There’s a special connection that autism moms have. An instant bond. An total understanding. And no matter our backgrounds or our beliefs or the specifics of our child’s diagnosis, we have a common ground. We “get it”. We’re here for each other. Helping each other to bring out the “just me”.
From down the street or across the globe.
(to read Spectrummy Mummy’s account of our visit together, click here for part one and here for part two)
“No one could ever know me
No one could ever see me
Seems you’re the only one who knows
What it’s like to be me
Someone to face the day with
Make it through all the rest with
Someone I’ll always laugh with
Even at my worst I’m best with you, yeah
It’s like you’re always stuck in second gear
When it hasn’t been your day, your week, your month,
or even your year…
I’ll be there for you
When the rain starts to pour
I’ll be there for you
Like I’ve been there before
I’ll be there for you
‘Cuz you’re there for me too…” – I’ll Be There For You by The Rembrandts
It’s time to put the blue light away, but I can’t do it.
It’s May 1st. April has come to an end and so has Autism Awareness Month. So I should be putting our big blue light away in the basement, labeled in a box so I can find it for next year.
But I’m not ready. Or more importantly, my son’s not ready.
My 5 year old Howie? He loves that blue light.
Four weeks ago, my husband took our oldest Gerry to Home Depot to buy the special blue bulbs for our front door lights. While there, Gerry had the idea of getting a big floodlight and shining it on to the house, so the whole house would be blue.
So every night for the past 30 days, our house turned blue at exactly 7pm.
In the beginning of the month, it was still dark outside at that time. The light would shine bright through the bay window in our front room. As the days went on, it became more and more light outside. And now, it turns on even when the spring sunshine is still coming through the window.
Tonight I thought back on these past 30 days. Days that brought us an awareness campaign that started with a conversation with Parents Magazine and ended with 31 amazing stories in their “Voices of Autism” series. A month that started with a plea to the White House to “Light It Up Blue” that ended with an autism summit like no other. Friends becoming activists just by walking into Home Depot. Friends sharing their stories for the very first time.
It started dark as a community searched for some common ground on what awareness meant. It’s ending as a community coming together asking to continue to conversation. A community knowing that autism awareness does not end just because the calendar changes. Every day is autism awareness day in our houses.
So no, I wasn’t ready to turn off our blue spotlight. But I thought I’d better ask the person who cared about it the most. My son.
Snuggling in bed tonight, I asked him if he thought it was time to turn off the big blue light outside. He doesn’t know why it’s on. He never asked. He doesn’t care. He just thinks it’s cool.
“No, Mom! Please leave the light on. Look – it makes my ceiling blue.”

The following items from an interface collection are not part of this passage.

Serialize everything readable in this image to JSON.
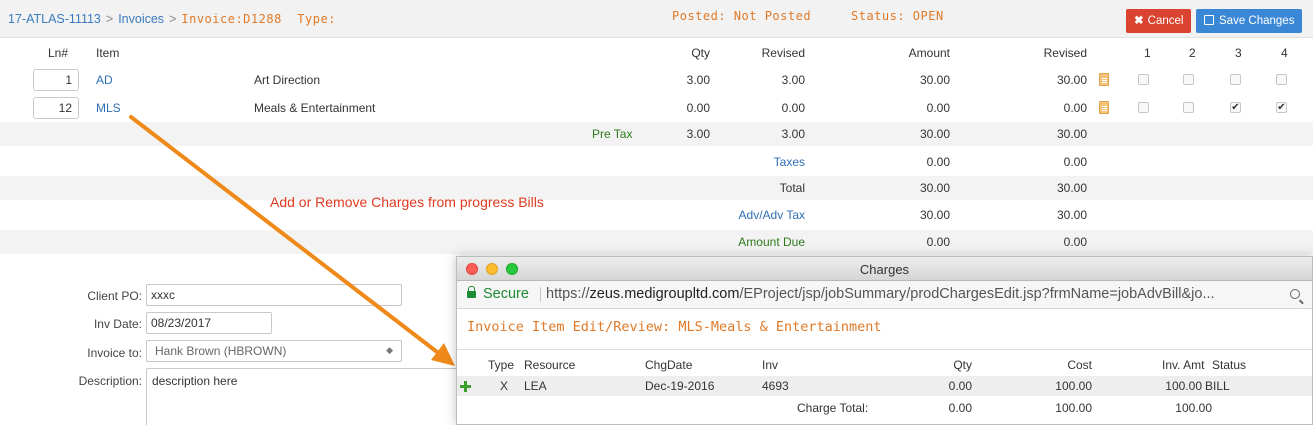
{
  "header": {
    "breadcrumb": [
      "17-ATLAS-11113",
      "Invoices"
    ],
    "invoice_label": "Invoice:D1288",
    "type_label": "Type:",
    "posted": "Posted: Not Posted",
    "status": "Status: OPEN",
    "cancel_label": "Cancel",
    "save_label": "Save Changes",
    "cancel_icon": "close-icon",
    "save_icon": "floppy-disk-icon"
  },
  "table": {
    "columns": {
      "ln": "Ln#",
      "item": "Item",
      "qty": "Qty",
      "revised_qty": "Revised",
      "amount": "Amount",
      "revised_amount": "Revised",
      "bill1": "1",
      "bill2": "2",
      "bill3": "3",
      "bill4": "4"
    },
    "rows": [
      {
        "ln": "1",
        "code": "AD",
        "desc": "Art Direction",
        "qty": "3.00",
        "revised_qty": "3.00",
        "amount": "30.00",
        "revised_amount": "30.00",
        "bills": [
          false,
          false,
          false,
          false
        ]
      },
      {
        "ln": "12",
        "code": "MLS",
        "desc": "Meals & Entertainment",
        "qty": "0.00",
        "revised_qty": "0.00",
        "amount": "0.00",
        "revised_amount": "0.00",
        "bills": [
          false,
          false,
          true,
          true
        ]
      }
    ],
    "pretax": {
      "label": "Pre Tax",
      "qty": "3.00",
      "revised_qty": "3.00",
      "amount": "30.00",
      "revised_amount": "30.00"
    },
    "taxes": {
      "label": "Taxes",
      "amount": "0.00",
      "revised_amount": "0.00"
    },
    "total": {
      "label": "Total",
      "amount": "30.00",
      "revised_amount": "30.00"
    },
    "adv_tax": {
      "label": "Adv/Adv Tax",
      "amount": "30.00",
      "revised_amount": "30.00"
    },
    "amount_due": {
      "label": "Amount Due",
      "amount": "0.00",
      "revised_amount": "0.00"
    }
  },
  "annotation": "Add or Remove Charges from progress Bills",
  "form": {
    "client_po_label": "Client PO:",
    "client_po_value": "xxxc",
    "inv_date_label": "Inv Date:",
    "inv_date_value": "08/23/2017",
    "invoice_to_label": "Invoice to:",
    "invoice_to_value": "Hank Brown (HBROWN)",
    "description_label": "Description:",
    "description_value": "description here"
  },
  "popup": {
    "title": "Charges",
    "secure_label": "Secure",
    "url_scheme": "https://",
    "url_host": "zeus.medigroupltd.com",
    "url_path": "/EProject/jsp/jobSummary/prodChargesEdit.jsp?frmName=jobAdvBill&jo...",
    "heading": "Invoice Item Edit/Review: MLS-Meals & Entertainment",
    "columns": {
      "type": "Type",
      "resource": "Resource",
      "chgdate": "ChgDate",
      "inv": "Inv",
      "qty": "Qty",
      "cost": "Cost",
      "inv_amt": "Inv. Amt",
      "status": "Status"
    },
    "rows": [
      {
        "type": "X",
        "resource": "LEA",
        "chgdate": "Dec-19-2016",
        "inv": "4693",
        "qty": "0.00",
        "cost": "100.00",
        "inv_amt": "100.00",
        "status": "BILL"
      }
    ],
    "total": {
      "label": "Charge Total:",
      "qty": "0.00",
      "cost": "100.00",
      "inv_amt": "100.00"
    }
  }
}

I looked up. There were four squares of blue light in the middle of his ceiling. All month long, the light has been coming through his bedroom window, shining on him as he sleeps.

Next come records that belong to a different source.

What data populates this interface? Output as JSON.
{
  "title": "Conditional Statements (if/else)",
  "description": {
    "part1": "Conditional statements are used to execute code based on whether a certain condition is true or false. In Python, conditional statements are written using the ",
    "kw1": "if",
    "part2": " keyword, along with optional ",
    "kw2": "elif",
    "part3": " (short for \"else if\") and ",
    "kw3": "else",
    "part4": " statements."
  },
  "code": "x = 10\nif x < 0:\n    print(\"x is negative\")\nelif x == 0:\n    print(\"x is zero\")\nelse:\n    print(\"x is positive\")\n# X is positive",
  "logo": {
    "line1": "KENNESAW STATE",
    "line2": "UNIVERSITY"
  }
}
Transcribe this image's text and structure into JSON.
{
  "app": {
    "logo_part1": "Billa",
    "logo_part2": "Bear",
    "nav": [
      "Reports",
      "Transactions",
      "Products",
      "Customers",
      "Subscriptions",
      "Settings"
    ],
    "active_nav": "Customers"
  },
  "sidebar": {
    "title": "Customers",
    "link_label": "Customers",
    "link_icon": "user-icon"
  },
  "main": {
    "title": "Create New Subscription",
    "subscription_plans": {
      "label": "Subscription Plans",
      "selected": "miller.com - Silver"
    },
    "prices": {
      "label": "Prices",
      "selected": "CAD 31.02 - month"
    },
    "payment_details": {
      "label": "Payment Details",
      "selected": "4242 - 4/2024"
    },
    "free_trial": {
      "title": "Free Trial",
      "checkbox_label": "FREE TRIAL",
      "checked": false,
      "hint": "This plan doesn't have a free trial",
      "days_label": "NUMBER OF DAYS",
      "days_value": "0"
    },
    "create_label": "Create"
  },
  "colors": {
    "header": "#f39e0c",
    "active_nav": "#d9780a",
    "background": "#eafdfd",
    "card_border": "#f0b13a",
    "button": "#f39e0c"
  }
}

That was good enough for me.
Now is the time to keep the conversation going. We’ll continue to shine the light on autism in our family long after everyone else turns their lights off.

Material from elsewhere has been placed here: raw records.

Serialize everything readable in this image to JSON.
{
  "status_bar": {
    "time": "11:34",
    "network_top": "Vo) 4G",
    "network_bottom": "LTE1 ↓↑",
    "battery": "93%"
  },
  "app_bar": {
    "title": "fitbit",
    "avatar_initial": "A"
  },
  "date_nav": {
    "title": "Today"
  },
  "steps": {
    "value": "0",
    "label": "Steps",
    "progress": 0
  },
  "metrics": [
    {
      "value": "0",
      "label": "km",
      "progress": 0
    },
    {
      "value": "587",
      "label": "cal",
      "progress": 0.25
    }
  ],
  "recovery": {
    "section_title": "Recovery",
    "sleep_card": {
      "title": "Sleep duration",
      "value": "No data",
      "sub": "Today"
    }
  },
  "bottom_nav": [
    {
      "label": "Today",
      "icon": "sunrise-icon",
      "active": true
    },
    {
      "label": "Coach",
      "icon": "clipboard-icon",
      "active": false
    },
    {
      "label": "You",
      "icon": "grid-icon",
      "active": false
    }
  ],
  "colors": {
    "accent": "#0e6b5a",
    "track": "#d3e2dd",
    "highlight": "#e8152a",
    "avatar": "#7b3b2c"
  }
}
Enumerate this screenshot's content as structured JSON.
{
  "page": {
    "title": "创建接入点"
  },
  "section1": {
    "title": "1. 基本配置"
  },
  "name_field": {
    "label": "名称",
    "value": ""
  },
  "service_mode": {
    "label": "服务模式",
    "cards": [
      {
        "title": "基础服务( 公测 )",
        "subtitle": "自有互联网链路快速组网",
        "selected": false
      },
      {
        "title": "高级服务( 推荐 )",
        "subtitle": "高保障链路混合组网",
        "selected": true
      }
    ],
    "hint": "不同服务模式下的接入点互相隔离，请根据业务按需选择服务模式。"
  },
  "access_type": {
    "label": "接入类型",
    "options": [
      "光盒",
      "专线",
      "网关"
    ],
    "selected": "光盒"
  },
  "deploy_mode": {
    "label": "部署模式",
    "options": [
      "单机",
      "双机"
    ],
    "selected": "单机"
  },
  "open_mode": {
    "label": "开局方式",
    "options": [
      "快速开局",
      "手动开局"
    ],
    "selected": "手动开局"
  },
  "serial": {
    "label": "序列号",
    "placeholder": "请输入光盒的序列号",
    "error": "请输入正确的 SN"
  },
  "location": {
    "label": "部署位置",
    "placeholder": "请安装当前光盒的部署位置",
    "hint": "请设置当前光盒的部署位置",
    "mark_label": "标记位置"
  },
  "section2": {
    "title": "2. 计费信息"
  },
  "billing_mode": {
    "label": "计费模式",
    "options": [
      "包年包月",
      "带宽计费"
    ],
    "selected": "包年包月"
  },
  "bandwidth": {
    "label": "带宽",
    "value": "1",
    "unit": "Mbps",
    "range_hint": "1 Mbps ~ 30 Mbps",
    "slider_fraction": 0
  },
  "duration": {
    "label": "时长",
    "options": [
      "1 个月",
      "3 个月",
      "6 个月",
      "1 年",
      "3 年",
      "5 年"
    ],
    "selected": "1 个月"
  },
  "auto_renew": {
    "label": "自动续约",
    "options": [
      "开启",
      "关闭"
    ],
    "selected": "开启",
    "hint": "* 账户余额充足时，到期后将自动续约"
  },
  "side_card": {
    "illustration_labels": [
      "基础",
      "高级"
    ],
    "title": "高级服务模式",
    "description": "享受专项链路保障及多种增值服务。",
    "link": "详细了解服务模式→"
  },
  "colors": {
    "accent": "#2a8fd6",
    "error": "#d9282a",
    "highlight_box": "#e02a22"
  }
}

We’ll keep our light on for the 1 in 110 children affected by autism. And their siblings. And their grandparents, aunts, uncles, cousins and neighbors.
But most importantly, we’ll keep it on because my son asked me to.
My Boys In Blue...again
“This are the time to remember
Cause it will not last forever.
These are the days to hold onto
Cause we won’t although we’ll want to.
This is the time, but time is going to change.
You’ve given me the best of you,
And now I need the rest of you. ” – These Are The Times to Remember by Billy Joel